[Start of section]
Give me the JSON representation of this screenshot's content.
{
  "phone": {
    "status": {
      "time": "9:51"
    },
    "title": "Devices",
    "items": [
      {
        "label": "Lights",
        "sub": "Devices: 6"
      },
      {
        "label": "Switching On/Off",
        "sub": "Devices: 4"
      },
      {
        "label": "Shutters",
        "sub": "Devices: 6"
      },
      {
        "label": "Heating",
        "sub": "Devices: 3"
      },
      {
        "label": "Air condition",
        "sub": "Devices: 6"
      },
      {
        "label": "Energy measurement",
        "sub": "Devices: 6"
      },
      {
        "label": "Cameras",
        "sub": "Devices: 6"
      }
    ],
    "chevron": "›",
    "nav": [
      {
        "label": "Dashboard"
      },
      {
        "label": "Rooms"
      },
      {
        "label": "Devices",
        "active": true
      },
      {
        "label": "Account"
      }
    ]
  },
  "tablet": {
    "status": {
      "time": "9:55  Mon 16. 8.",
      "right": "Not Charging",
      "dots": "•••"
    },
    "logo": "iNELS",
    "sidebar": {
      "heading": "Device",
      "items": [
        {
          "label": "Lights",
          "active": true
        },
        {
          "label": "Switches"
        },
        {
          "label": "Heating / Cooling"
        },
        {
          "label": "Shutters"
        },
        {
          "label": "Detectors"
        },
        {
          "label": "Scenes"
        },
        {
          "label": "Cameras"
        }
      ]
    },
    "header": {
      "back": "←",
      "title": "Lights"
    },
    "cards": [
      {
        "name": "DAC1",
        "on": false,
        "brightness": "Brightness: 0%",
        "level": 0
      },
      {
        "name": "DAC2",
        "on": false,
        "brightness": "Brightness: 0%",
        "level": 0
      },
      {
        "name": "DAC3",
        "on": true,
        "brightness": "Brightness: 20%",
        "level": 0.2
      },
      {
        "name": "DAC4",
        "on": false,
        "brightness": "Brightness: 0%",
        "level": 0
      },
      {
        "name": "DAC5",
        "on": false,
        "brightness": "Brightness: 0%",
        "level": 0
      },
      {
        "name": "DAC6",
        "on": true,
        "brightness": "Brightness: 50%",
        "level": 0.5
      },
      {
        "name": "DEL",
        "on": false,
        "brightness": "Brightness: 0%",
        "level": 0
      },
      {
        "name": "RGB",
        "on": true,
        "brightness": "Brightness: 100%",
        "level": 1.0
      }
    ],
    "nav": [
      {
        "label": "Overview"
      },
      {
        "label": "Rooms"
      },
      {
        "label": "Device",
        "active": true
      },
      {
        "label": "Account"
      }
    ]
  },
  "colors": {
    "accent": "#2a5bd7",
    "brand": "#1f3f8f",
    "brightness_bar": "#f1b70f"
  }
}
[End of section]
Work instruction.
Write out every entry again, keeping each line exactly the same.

Written answer.
Give me the JSON representation of this screenshot's content.
{
  "phone": {
    "status": {
      "time": "9:51"
    },
    "title": "Devices",
    "items": [
      {
        "label": "Lights",
        "sub": "Devices: 6"
      },
      {
        "label": "Switching On/Off",
        "sub": "Devices: 4"
      },
      {
        "label": "Shutters",
        "sub": "Devices: 6"
      },
      {
        "label": "Heating",
        "sub": "Devices: 3"
      },
      {
        "label": "Air condition",
        "sub": "Devices: 6"
      },
      {
        "label": "Energy measurement",
        "sub": "Devices: 6"
      },
      {
        "label": "Cameras",
        "sub": "Devices: 6"
      }
    ],
    "chevron": "›",
    "nav": [
      {
        "label": "Dashboard"
      },
      {
        "label": "Rooms"
      },
      {
        "label": "Devices",
        "active": true
      },
      {
        "label": "Account"
      }
    ]
  },
  "tablet": {
    "status": {
      "time": "9:55  Mon 16. 8.",
      "right": "Not Charging",
      "dots": "•••"
    },
    "logo": "iNELS",
    "sidebar": {
      "heading": "Device",
      "items": [
        {
          "label": "Lights",
          "active": true
        },
        {
          "label": "Switches"
        },
        {
          "label": "Heating / Cooling"
        },
        {
          "label": "Shutters"
        },
        {
          "label": "Detectors"
        },
        {
          "label": "Scenes"
        },
        {
          "label": "Cameras"
        }
      ]
    },
    "header": {
      "back": "←",
      "title": "Lights"
    },
    "cards": [
      {
        "name": "DAC1",
        "on": false,
        "brightness": "Brightness: 0%",
        "level": 0
      },
      {
        "name": "DAC2",
        "on": false,
        "brightness": "Brightness: 0%",
        "level": 0
      },
      {
        "name": "DAC3",
        "on": true,
        "brightness": "Brightness: 20%",
        "level": 0.2
      },
      {
        "name": "DAC4",
        "on": false,
        "brightness": "Brightness: 0%",
        "level": 0
      },
      {
        "name": "DAC5",
        "on": false,
        "brightness": "Brightness: 0%",
        "level": 0
      },
      {
        "name": "DAC6",
        "on": true,
        "brightness": "Brightness: 50%",
        "level": 0.5
      },
      {
        "name": "DEL",
        "on": false,
        "brightness": "Brightness: 0%",
        "level": 0
      },
      {
        "name": "RGB",
        "on": true,
        "brightness": "Brightness: 100%",
        "level": 1.0
      }
    ],
    "nav": [
      {
        "label": "Overview"
      },
      {
        "label": "Rooms"
      },
      {
        "label": "Device",
        "active": true
      },
      {
        "label": "Account"
      }
    ]
  },
  "colors": {
    "accent": "#2a5bd7",
    "brand": "#1f3f8f",
    "brightness_bar": "#f1b70f"
  }
}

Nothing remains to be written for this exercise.